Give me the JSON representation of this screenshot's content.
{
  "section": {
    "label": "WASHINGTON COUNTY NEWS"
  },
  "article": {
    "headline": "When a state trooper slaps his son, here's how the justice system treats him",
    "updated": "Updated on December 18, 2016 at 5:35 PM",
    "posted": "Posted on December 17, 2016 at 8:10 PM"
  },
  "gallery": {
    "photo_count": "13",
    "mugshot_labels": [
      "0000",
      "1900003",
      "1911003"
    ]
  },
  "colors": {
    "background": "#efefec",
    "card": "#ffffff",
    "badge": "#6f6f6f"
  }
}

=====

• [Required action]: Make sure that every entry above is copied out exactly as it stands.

• [Completed exercise]:
Give me the JSON representation of this screenshot's content.
{
  "section": {
    "label": "WASHINGTON COUNTY NEWS"
  },
  "article": {
    "headline": "When a state trooper slaps his son, here's how the justice system treats him",
    "updated": "Updated on December 18, 2016 at 5:35 PM",
    "posted": "Posted on December 17, 2016 at 8:10 PM"
  },
  "gallery": {
    "photo_count": "13",
    "mugshot_labels": [
      "0000",
      "1900003",
      "1911003"
    ]
  },
  "colors": {
    "background": "#efefec",
    "card": "#ffffff",
    "badge": "#6f6f6f"
  }
}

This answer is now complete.